__Records for the task__:
§
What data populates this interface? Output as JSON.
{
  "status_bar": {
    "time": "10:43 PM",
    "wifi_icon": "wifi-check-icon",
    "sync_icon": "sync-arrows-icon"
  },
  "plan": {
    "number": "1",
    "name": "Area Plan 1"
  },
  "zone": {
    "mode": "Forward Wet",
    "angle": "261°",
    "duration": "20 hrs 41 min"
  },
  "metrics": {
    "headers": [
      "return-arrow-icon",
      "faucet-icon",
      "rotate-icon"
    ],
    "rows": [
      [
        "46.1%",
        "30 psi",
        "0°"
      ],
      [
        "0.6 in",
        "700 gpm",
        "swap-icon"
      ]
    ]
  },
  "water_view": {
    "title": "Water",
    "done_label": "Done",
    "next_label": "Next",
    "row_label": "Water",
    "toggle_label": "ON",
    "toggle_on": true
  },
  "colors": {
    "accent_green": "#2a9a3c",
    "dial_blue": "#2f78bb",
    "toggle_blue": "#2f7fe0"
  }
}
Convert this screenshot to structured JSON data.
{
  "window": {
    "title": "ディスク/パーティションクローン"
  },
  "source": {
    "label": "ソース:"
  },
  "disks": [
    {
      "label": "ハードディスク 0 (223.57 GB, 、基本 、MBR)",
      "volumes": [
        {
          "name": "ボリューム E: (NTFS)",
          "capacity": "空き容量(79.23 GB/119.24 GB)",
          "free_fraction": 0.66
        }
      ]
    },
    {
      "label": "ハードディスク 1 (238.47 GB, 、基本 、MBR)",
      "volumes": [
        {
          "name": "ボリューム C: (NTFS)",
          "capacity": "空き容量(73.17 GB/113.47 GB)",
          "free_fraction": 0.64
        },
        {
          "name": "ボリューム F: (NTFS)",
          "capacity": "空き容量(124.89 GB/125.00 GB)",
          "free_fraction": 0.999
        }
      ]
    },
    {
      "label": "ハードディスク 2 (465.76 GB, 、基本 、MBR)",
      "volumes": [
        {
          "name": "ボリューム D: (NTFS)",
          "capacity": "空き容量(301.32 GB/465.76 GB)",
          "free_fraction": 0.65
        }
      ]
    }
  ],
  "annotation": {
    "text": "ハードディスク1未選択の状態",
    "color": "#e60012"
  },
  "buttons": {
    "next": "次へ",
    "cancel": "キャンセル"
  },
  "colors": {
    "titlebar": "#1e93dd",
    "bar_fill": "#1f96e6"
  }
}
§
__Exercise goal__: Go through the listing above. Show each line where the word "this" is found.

__Final answer__:
What data populates this interface? Output as JSON.
Convert this screenshot to structured JSON data.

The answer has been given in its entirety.